Of course, economically there is no reason to reach exactly zero financial deficit. Black Zero is not a theoretical concept but a number, a symbolic figure. Nevertheless, this figure represents the reliability of fiscal policy in Germany. It goes one step further than the debt brake rules which even allow for ‘cyclical breathing’. This means that while a cyclical deficit is within the rules during an economic downturn, the debt needs to be paid back as soon as the economy recovers.
The idea of fiscal reliability is what is the difference here between the employers association and serious economists. As a serious economist, one would have to point out that fiscal policy is an instrument of economic policy. Our textbooks tell us – and this means economists do all agree – that in case of weak demand the government should not let the market do its magic, but instead should use economic policy to move the economy towards full employment. (You surely recognized the IS/LM model by now.)
So, the government can choose between monetary and fiscal policy. Since in the euro zone monetary policy is already at the zero lower bound, with interest rates basically at zero, fiscal policy is the only option left on the table. We have a little bit below record unemployment in the euro zone, and the reason is quite obvious weakness of demand. People would like to buy more, but they don’t have enough money. If government would spend more, then people would have more money and could demand more stuff. Alternatively, it could lower the tax rates. Either way, this should be beneficial for enterprise.
So, oddly enough the German business association is happy with not selling more. It is strange to see them arguing for less government spending, especially since this German government is absolutely not interested in increasing the public sector and probably would spend it all on buying goods and services from private sector firms. If we had full employment I could see there point, even though more inflation usually is good for businesses that are net debtors, but we are not even close.
Now, with the latest developments on the sovereign bond market this whole exercise gets a whole new twist: in the last bond auction of the Finanzagentur (finance agency) two-year sovereign securities were sold with a 0% coupon, meaning that the interest rate on this debt is zero. That, however, was not enough. The bonds sold above par, so that investors paid more than €100 to get €100 from the German government two years hence. The German government is actually making money by issuing debt! It does not have to pay interest, it receives interest on its liabilities!

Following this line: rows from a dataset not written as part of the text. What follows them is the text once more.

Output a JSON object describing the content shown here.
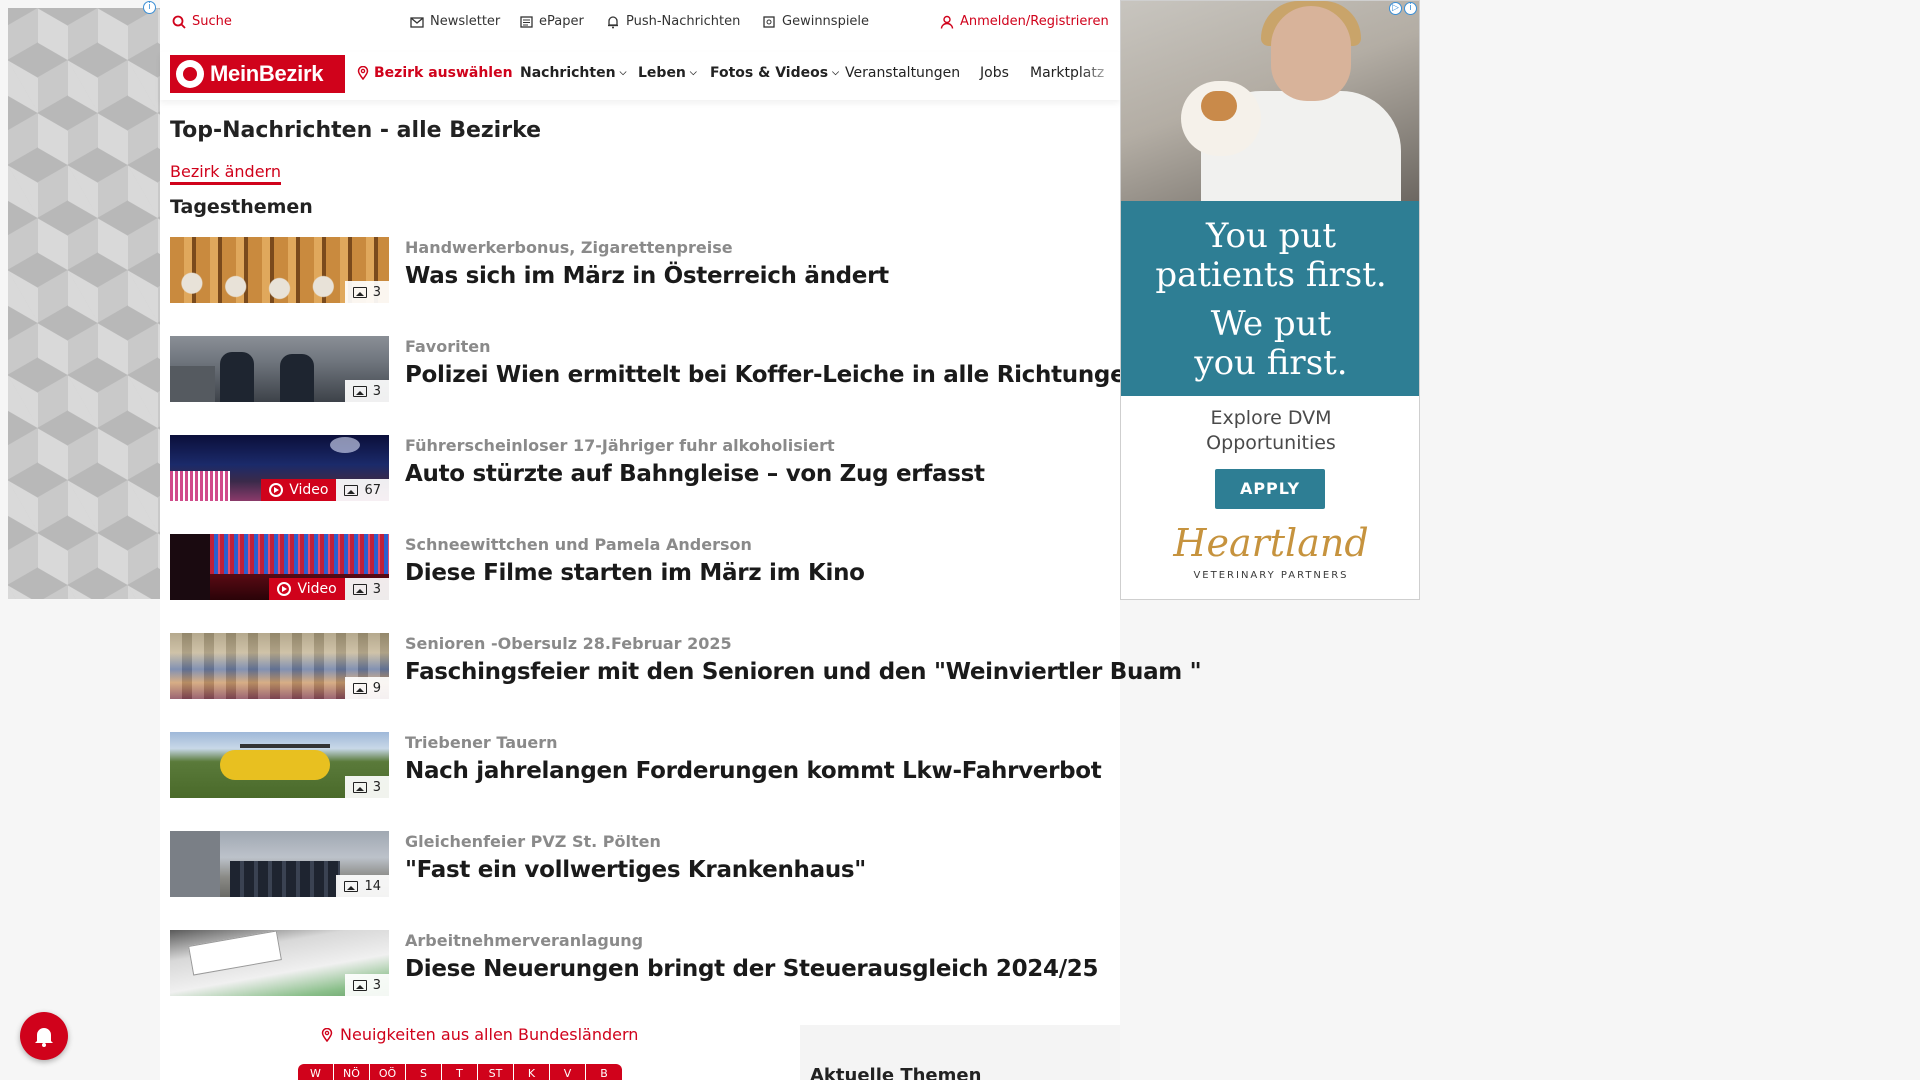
{
  "topbar": {
    "search": "Suche",
    "newsletter": "Newsletter",
    "epaper": "ePaper",
    "push": "Push-Nachrichten",
    "gewinnspiele": "Gewinnspiele",
    "login": "Anmelden/Registrieren"
  },
  "nav": {
    "logo": "MeinBezirk",
    "bezirk": "Bezirk auswählen",
    "items": [
      "Nachrichten",
      "Leben",
      "Fotos & Videos",
      "Veranstaltungen",
      "Jobs",
      "Marktplatz"
    ]
  },
  "page": {
    "title": "Top-Nachrichten - alle Bezirke",
    "change_link": "Bezirk ändern",
    "section": "Tagesthemen"
  },
  "articles": [
    {
      "kicker": "Handwerkerbonus, Zigarettenpreise",
      "headline": "Was sich im März in Österreich ändert",
      "photos": "3",
      "video": null
    },
    {
      "kicker": "Favoriten",
      "headline": "Polizei Wien ermittelt bei Koffer-Leiche in alle Richtungen",
      "photos": "3",
      "video": null
    },
    {
      "kicker": "Führerscheinloser 17-Jähriger fuhr alkoholisiert",
      "headline": "Auto stürzte auf Bahngleise – von Zug erfasst",
      "photos": "67",
      "video": "Video"
    },
    {
      "kicker": "Schneewittchen und Pamela Anderson",
      "headline": "Diese Filme starten im März im Kino",
      "photos": "3",
      "video": "Video"
    },
    {
      "kicker": "Senioren -Obersulz 28.Februar 2025",
      "headline": "Faschingsfeier mit den Senioren und den \"Weinviertler Buam \"",
      "photos": "9",
      "video": null
    },
    {
      "kicker": "Triebener Tauern",
      "headline": "Nach jahrelangen Forderungen kommt Lkw-Fahrverbot",
      "photos": "3",
      "video": null
    },
    {
      "kicker": "Gleichenfeier PVZ St. Pölten",
      "headline": "\"Fast ein vollwertiges Krankenhaus\"",
      "photos": "14",
      "video": null
    },
    {
      "kicker": "Arbeitnehmerveranlagung",
      "headline": "Diese Neuerungen bringt der Steuerausgleich 2024/25",
      "photos": "3",
      "video": null
    }
  ],
  "footer": {
    "bundeslaender": "Neuigkeiten aus allen Bundesländern",
    "states": [
      "W",
      "NÖ",
      "OÖ",
      "S",
      "T",
      "ST",
      "K",
      "V",
      "B"
    ],
    "aktuelle": "Aktuelle Themen"
  },
  "ad": {
    "line1": "You put",
    "line2": "patients first.",
    "line3": "We put",
    "line4": "you first.",
    "explore1": "Explore DVM",
    "explore2": "Opportunities",
    "apply": "APPLY",
    "brand": "Heartland",
    "brand_sub": "VETERINARY PARTNERS"
  },
  "colors": {
    "brand_red": "#d0021b",
    "ad_teal": "#2e7e94",
    "ad_gold": "#c6933e"
  }
}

If by now you wonder what is riding politicians and employers to enforce a balanced budget in times of economic distress I would say that they have fallen prey to plain wrong economic theory.